I guess I'm on a bit of an Iain Pears kick lately; it's just a week and a half since I reviewed Giotto's Hand, and now I've finished his most recent work, The Portrait. A vastly different animal, this book; hardly seems possible that the same hand could write such starkly contrasting narratives. Told entirely in monologue form (a portraitist speaking to his muted subject as he works) The Portrait is a deliciously creepy and nicely crafted tale of long-planned retribution for past transgressions. It is also a neat exposition of the artists' relationship with those who make their living being critical of others' creations.

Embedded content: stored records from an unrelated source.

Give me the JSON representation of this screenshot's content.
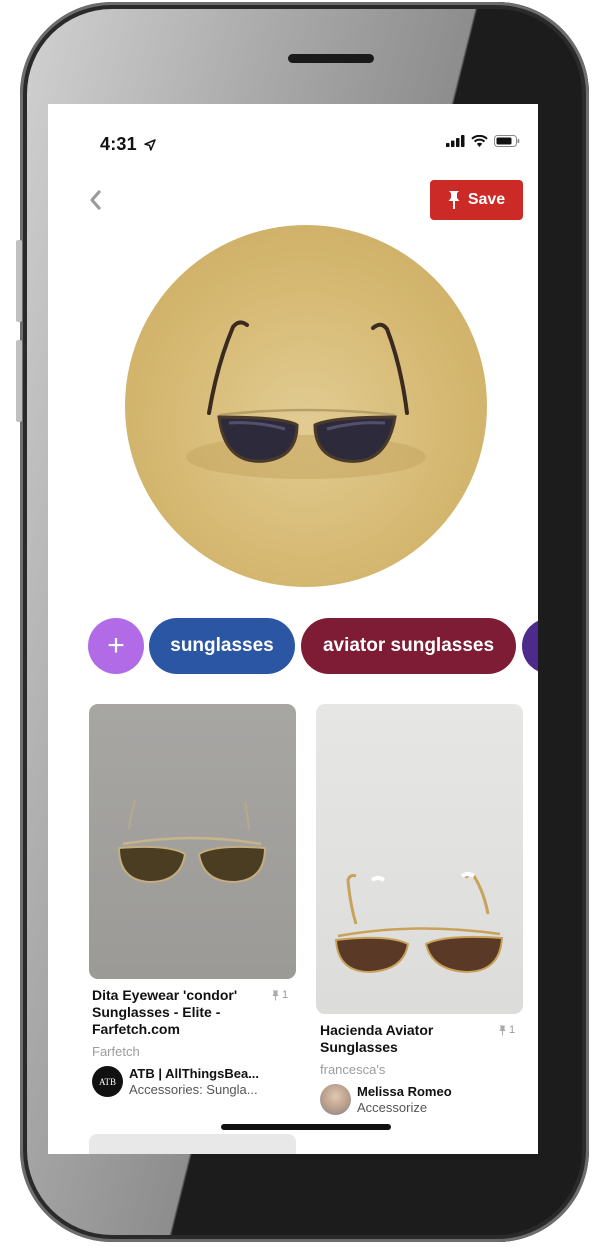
{
  "status_bar": {
    "time": "4:31"
  },
  "header": {
    "save_label": "Save"
  },
  "chips": {
    "add_symbol": "+",
    "items": [
      "sunglasses",
      "aviator sunglasses"
    ]
  },
  "pins": [
    {
      "title": "Dita Eyewear 'condor' Sunglasses - Elite - Farfetch.com",
      "title_lines": [
        "Dita Eyewear 'condor'",
        "Sunglasses - Elite -",
        "Farfetch.com"
      ],
      "save_count": "1",
      "source": "Farfetch",
      "user": "ATB | AllThingsBea...",
      "board": "Accessories: Sungla...",
      "avatar_text": "ATB"
    },
    {
      "title": "Hacienda Aviator Sunglasses",
      "title_lines": [
        "Hacienda Aviator",
        "Sunglasses"
      ],
      "save_count": "1",
      "source": "francesca's",
      "user": "Melissa Romeo",
      "board": "Accessorize"
    }
  ],
  "colors": {
    "save_red": "#cb2a27",
    "chip_add": "#b26be6",
    "chip_sunglasses": "#2a56a4",
    "chip_aviator": "#7e1b35",
    "chip_next": "#4e2a8c",
    "hero_gold": "#d5b871"
  },
  "icons": [
    "location-arrow-icon",
    "signal-icon",
    "wifi-icon",
    "battery-icon",
    "back-chevron-icon",
    "pin-icon"
  ]
}
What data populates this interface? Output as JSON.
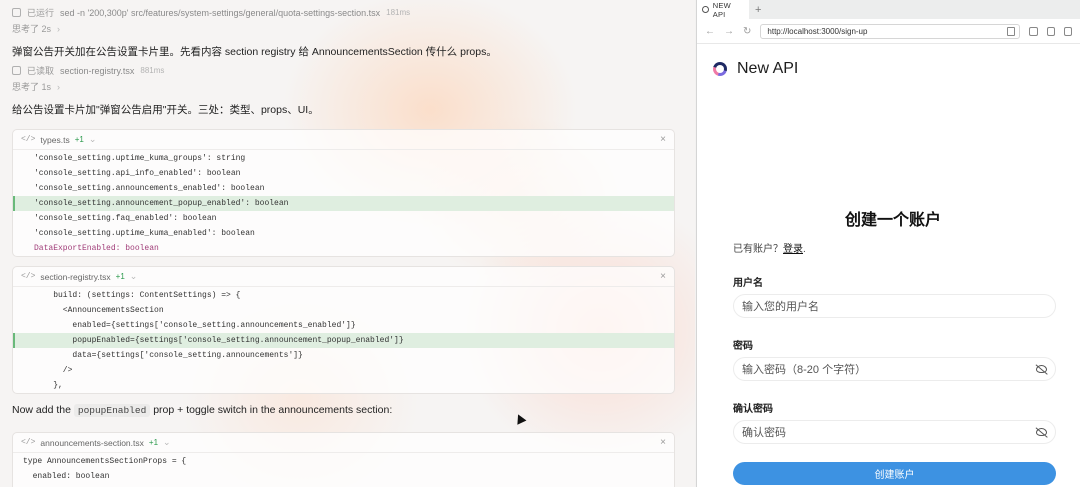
{
  "chat": {
    "run1": {
      "label": "已运行",
      "command": "sed -n '200,300p' src/features/system-settings/general/quota-settings-section.tsx",
      "duration": "181ms"
    },
    "think1": "思考了 2s",
    "msg1": "弹窗公告开关加在公告设置卡片里。先看内容 section registry 给 AnnouncementsSection 传什么 props。",
    "read1": {
      "label": "已读取",
      "file": "section-registry.tsx",
      "duration": "881ms"
    },
    "think2": "思考了 1s",
    "msg2": "给公告设置卡片加\"弹窗公告启用\"开关。三处：类型、props、UI。",
    "msg3_pre": "Now add the ",
    "msg3_code": "popupEnabled",
    "msg3_post": " prop + toggle switch in the announcements section:",
    "cards": [
      {
        "tag": "</>",
        "file": "types.ts",
        "diff": "+1",
        "lines": [
          "'console_setting.uptime_kuma_groups': string",
          "'console_setting.api_info_enabled': boolean",
          "'console_setting.announcements_enabled': boolean",
          "'console_setting.announcement_popup_enabled': boolean",
          "'console_setting.faq_enabled': boolean",
          "'console_setting.uptime_kuma_enabled': boolean",
          "DataExportEnabled: boolean"
        ]
      },
      {
        "tag": "</>",
        "file": "section-registry.tsx",
        "diff": "+1",
        "lines": [
          "    build: (settings: ContentSettings) => {",
          "      <AnnouncementsSection",
          "        enabled={settings['console_setting.announcements_enabled']}",
          "        popupEnabled={settings['console_setting.announcement_popup_enabled']}",
          "        data={settings['console_setting.announcements']}",
          "      />",
          "    },"
        ]
      },
      {
        "tag": "</>",
        "file": "announcements-section.tsx",
        "diff": "+1",
        "lines": [
          "type AnnouncementsSectionProps = {",
          "  enabled: boolean"
        ]
      }
    ]
  },
  "browser": {
    "tab_title": "NEW API",
    "new_tab": "+",
    "url": "http://localhost:3000/sign-up",
    "brand": "New API",
    "form": {
      "title": "创建一个账户",
      "have_account": "已有账户？",
      "login_link": "登录",
      "login_suffix": ".",
      "username_label": "用户名",
      "username_placeholder": "输入您的用户名",
      "password_label": "密码",
      "password_placeholder": "输入密码（8-20 个字符）",
      "confirm_label": "确认密码",
      "confirm_placeholder": "确认密码",
      "submit": "创建账户"
    }
  },
  "colors": {
    "accent": "#3d92e2",
    "diff_highlight": "#dfeee0"
  }
}
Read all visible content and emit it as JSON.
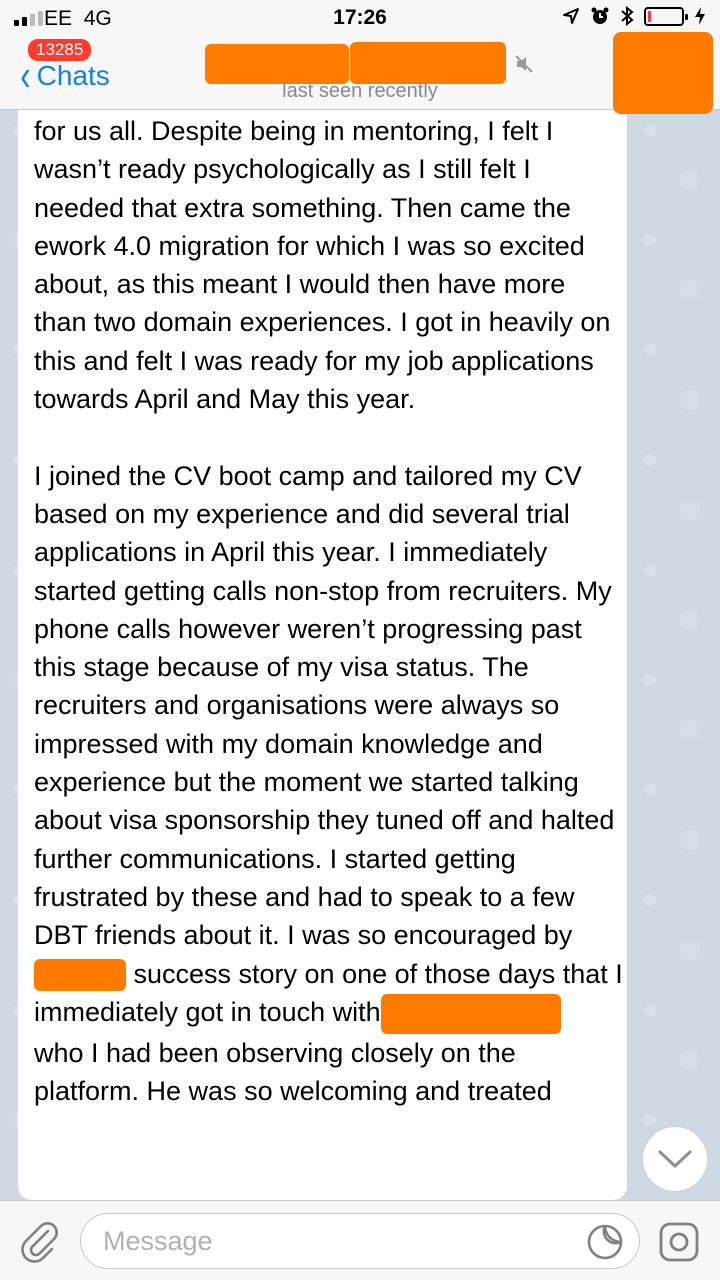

While the monologue style is disconcerting at first (largely I suspect because we're unused to reading it) it didn't take long for it to become more gripping than annoying; it certainly pulled me in. While I wanted to read quickly to find out what would happen (though I confess I had the ending predicted well before the halfway mark), I also wanted to take it slowly and read Pears' elegant prose. He's captured human attitudes and frailties expertly here. I recommend this one.